The Baptistery allows access to a bell tower from the sec. XVI, which offers a panorama over the town of Porec and the Adriatic Sea. Archaeological excavations of the twentieth century have revealed the remnants of the twin church in the north and its mosaics of the 5th and 6th centuries.
In 543, Bishop Eufrasius decided to start building a basilic dedicated to St. Maurus, the purpose of which hired architects from Constantinople and Ravenna.
An inscription in the mosaic covered apse of the basilica mentions that the previous church was broken and emptied of adornment, but the traces of the mosaics revealed indicate otherwise.

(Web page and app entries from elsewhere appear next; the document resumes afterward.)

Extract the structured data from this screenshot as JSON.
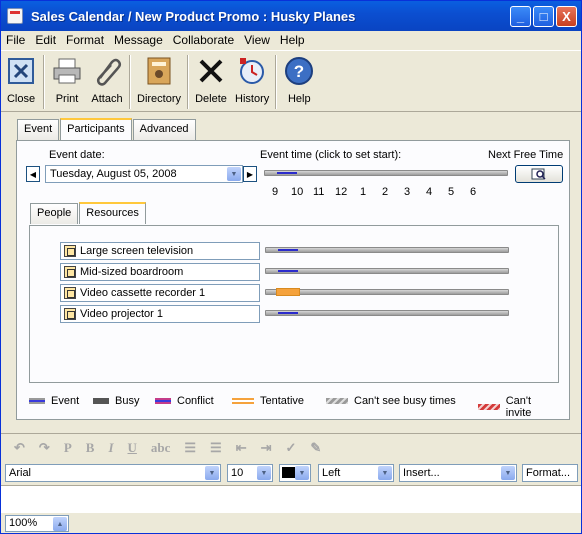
{
  "window": {
    "title": "Sales Calendar / New Product Promo : Husky Planes",
    "minimize": "_",
    "maximize": "□",
    "close": "X"
  },
  "menu": [
    "File",
    "Edit",
    "Format",
    "Message",
    "Collaborate",
    "View",
    "Help"
  ],
  "toolbar": {
    "close": "Close",
    "print": "Print",
    "attach": "Attach",
    "directory": "Directory",
    "delete": "Delete",
    "history": "History",
    "help": "Help"
  },
  "tabs": [
    "Event",
    "Participants",
    "Advanced"
  ],
  "active_tab": "Participants",
  "event_date_label": "Event date:",
  "event_date_value": "Tuesday, August 05, 2008",
  "event_time_label": "Event time (click to set start):",
  "next_free_label": "Next Free Time",
  "hours": [
    "9",
    "10",
    "11",
    "12",
    "1",
    "2",
    "3",
    "4",
    "5",
    "6"
  ],
  "subtabs": [
    "People",
    "Resources"
  ],
  "active_subtab": "Resources",
  "resources": [
    {
      "name": "Large screen television",
      "status": "event"
    },
    {
      "name": "Mid-sized boardroom",
      "status": "event"
    },
    {
      "name": "Video cassette recorder 1",
      "status": "tentative"
    },
    {
      "name": "Video projector 1",
      "status": "event"
    }
  ],
  "legend": [
    {
      "label": "Event",
      "color": "#3a3adc"
    },
    {
      "label": "Busy",
      "color": "#555555"
    },
    {
      "label": "Conflict",
      "color": "#c43c8a"
    },
    {
      "label": "Tentative",
      "color": "#f5a23c"
    },
    {
      "label": "Can't see busy times",
      "color": "#9a9a9a"
    },
    {
      "label": "Can't invite",
      "color": "#d43a3a"
    }
  ],
  "format": {
    "font": "Arial",
    "size": "10",
    "align": "Left",
    "insert": "Insert...",
    "format": "Format..."
  },
  "zoom": "100%"
}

However, the decorations of the new place of worship clearly outnumber those of the past.
The new basilica was named after its founder, Bishop Eufrasius, and consists of several parts: a rectangular atrium supported by columns with Byzantine capitals, the proper bishop, an octagonal baptistery with a door leading to the bell tower of the century. XVI and an Episcopal palace renovated several times.
THE ORIGINS OF THE BASILIC
In 313, 10 years after St. Mark’s martyrdom, Martin (Maurus) of Parentium, a chapel was built to commemorate the place where the first episcopal of Porec was martyred for his faith.
The building was an annex to a large Romanian secular house. The chapel was extended in the second half of the century. IV, but it was just a rectangular building. The building was embedded in the sec. V with a three-nave church that did not have a typical semicircular apse.
The modern basilica was built over the foundations of the old church, immediately after the conquest of Porec by the Byzantine Empire in 539.
5 FASCINATING THINGS
- It is assumed that the basilica was built on the site of Maurus’s oratory. The Moors of St. Maurus were removed from the oratorio in the 19th century. IV and moved into a stone sarcophagus. Part of this sarcophagus is integrated into the northern wall of the basilic.
- The central nave is decorated with mosaics that represent Neptune and other pagan gods. The mosaics were saved from older temples, pagans.
- The mosaic on the floor of the old oratorio, originally a typical Romanian house, was preserved in the garden of the basilic.
- The town of Porec almost ceased to exist in the sec. XVII due to plague. Only 100 of the inhabitants or survived the epidemic.
- Every summer, classical music concerts are organized in the basilic.